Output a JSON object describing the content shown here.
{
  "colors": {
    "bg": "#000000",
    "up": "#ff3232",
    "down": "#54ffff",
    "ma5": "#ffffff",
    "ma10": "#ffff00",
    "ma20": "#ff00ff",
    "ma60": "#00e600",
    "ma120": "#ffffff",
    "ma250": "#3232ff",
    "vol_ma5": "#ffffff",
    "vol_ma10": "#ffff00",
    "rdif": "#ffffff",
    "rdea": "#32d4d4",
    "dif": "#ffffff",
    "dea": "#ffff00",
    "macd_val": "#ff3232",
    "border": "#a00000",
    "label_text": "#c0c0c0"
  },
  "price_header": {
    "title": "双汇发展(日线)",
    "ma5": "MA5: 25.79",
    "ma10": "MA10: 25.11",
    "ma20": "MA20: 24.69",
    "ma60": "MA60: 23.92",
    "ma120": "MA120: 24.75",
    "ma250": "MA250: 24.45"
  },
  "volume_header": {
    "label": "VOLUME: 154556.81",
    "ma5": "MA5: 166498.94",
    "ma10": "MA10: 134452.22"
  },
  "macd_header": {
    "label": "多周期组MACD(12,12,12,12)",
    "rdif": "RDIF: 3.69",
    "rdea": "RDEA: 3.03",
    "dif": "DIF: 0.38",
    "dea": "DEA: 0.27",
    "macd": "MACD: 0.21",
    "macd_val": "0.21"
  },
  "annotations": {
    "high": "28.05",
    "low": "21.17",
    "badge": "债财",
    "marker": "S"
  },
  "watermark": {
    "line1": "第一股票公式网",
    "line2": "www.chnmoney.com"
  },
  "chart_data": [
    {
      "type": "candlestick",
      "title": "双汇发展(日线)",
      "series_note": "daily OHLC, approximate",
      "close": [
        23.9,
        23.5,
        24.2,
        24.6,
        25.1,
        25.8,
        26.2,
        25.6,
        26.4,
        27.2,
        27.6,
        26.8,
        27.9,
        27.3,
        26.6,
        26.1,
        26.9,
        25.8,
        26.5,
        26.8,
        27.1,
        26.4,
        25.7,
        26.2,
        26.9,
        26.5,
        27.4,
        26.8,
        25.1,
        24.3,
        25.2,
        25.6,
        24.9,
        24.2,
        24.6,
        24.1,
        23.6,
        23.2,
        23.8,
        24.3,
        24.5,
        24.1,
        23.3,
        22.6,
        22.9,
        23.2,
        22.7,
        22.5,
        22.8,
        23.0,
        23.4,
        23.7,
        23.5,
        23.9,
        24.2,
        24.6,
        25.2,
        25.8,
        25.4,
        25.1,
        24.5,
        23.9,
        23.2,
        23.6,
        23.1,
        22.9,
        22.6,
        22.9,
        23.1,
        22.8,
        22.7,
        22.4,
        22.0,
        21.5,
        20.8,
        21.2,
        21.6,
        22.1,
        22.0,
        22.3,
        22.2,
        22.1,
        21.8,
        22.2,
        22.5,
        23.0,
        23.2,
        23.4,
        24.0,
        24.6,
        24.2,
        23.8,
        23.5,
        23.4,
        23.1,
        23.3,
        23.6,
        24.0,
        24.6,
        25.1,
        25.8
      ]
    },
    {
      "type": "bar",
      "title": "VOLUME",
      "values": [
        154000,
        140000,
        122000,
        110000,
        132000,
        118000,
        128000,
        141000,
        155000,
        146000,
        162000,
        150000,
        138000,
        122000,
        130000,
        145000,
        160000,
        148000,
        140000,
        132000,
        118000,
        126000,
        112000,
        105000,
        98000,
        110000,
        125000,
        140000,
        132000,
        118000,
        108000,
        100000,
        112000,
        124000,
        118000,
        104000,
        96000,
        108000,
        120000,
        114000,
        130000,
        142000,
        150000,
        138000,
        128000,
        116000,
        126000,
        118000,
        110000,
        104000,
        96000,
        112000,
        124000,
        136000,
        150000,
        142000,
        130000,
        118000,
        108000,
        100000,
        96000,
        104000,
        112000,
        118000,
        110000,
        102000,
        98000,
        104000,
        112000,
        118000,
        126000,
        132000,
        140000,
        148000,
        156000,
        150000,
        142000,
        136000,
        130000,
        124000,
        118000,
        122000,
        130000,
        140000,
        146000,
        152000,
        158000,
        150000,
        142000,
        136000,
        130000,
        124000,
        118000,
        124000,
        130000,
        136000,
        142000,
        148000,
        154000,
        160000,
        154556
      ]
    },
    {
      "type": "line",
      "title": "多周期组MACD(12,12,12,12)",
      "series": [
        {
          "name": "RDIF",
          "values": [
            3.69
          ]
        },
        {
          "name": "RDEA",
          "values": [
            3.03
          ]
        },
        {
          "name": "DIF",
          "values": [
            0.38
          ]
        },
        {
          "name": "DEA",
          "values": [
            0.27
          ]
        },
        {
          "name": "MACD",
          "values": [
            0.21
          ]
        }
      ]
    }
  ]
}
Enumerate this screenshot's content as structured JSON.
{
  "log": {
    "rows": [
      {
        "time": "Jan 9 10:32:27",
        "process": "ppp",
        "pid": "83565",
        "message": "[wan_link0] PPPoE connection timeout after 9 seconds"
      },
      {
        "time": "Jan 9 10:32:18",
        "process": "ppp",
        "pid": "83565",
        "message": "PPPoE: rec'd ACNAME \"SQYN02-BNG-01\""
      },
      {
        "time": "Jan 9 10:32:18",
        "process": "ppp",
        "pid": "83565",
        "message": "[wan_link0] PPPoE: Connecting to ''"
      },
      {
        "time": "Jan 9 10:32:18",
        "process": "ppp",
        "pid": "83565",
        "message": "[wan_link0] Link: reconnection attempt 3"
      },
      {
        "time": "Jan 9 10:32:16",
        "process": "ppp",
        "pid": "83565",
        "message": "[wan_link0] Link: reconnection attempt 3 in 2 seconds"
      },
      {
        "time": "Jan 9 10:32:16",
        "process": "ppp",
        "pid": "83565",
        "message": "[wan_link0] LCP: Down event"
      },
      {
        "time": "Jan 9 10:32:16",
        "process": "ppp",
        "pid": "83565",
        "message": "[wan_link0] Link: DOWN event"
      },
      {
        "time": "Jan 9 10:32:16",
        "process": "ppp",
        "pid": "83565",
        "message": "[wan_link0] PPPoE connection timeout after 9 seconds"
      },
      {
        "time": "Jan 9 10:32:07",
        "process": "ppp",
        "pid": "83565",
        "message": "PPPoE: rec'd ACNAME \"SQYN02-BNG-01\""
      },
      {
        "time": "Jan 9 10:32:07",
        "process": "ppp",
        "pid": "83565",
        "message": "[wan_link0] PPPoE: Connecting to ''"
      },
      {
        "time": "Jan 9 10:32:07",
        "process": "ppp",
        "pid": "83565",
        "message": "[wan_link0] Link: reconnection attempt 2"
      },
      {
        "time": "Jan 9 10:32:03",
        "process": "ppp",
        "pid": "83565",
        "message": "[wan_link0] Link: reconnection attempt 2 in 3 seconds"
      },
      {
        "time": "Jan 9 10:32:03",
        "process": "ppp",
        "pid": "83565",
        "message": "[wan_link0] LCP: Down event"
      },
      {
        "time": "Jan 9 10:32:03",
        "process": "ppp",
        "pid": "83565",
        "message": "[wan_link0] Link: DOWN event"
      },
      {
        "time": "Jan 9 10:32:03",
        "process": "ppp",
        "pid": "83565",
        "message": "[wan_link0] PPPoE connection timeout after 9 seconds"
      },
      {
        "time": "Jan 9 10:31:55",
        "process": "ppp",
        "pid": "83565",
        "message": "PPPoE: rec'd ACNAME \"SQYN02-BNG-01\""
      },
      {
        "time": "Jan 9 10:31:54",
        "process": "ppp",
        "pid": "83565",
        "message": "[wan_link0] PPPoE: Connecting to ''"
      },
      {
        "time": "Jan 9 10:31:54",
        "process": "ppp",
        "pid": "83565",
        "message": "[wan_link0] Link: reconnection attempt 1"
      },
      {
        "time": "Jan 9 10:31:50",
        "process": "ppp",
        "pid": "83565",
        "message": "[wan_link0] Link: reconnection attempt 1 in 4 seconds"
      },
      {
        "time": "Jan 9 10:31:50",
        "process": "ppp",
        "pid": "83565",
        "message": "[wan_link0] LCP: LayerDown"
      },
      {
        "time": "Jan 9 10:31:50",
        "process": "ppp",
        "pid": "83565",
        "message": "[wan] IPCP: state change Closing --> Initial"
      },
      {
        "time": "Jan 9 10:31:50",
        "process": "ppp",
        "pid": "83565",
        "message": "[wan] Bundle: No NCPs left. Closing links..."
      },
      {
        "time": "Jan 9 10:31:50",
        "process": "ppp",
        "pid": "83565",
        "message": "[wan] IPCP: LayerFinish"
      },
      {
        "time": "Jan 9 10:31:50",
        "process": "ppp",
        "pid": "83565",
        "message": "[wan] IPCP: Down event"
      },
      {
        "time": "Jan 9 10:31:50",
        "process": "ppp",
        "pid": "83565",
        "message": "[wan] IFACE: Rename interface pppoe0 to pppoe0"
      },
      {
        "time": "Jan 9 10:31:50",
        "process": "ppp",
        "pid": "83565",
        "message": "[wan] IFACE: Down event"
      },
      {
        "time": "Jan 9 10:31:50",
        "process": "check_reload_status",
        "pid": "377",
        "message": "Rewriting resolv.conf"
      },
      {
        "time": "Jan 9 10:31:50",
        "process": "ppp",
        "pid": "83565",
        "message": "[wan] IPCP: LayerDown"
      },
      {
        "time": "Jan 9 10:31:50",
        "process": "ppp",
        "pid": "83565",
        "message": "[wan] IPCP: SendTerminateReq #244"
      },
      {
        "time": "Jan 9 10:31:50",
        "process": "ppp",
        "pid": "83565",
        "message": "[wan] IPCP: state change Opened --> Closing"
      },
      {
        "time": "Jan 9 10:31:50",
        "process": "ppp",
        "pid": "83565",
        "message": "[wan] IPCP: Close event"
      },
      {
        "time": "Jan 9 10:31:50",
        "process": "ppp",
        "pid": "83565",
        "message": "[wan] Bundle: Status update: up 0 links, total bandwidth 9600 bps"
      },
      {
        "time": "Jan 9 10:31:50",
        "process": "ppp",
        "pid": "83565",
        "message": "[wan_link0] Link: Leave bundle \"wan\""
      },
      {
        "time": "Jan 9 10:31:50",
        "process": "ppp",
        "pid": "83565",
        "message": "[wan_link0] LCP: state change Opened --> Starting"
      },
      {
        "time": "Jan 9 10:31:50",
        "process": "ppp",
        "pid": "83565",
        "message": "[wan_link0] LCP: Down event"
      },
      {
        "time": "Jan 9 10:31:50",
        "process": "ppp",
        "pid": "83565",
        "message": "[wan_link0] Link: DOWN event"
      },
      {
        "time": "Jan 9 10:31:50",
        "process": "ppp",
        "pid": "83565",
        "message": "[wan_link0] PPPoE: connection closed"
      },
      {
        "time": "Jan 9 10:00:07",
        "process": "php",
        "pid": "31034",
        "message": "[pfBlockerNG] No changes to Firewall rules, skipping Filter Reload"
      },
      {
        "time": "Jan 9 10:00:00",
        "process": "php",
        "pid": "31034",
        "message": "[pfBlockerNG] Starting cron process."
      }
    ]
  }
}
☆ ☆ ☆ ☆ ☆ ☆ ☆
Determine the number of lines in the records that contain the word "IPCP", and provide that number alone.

7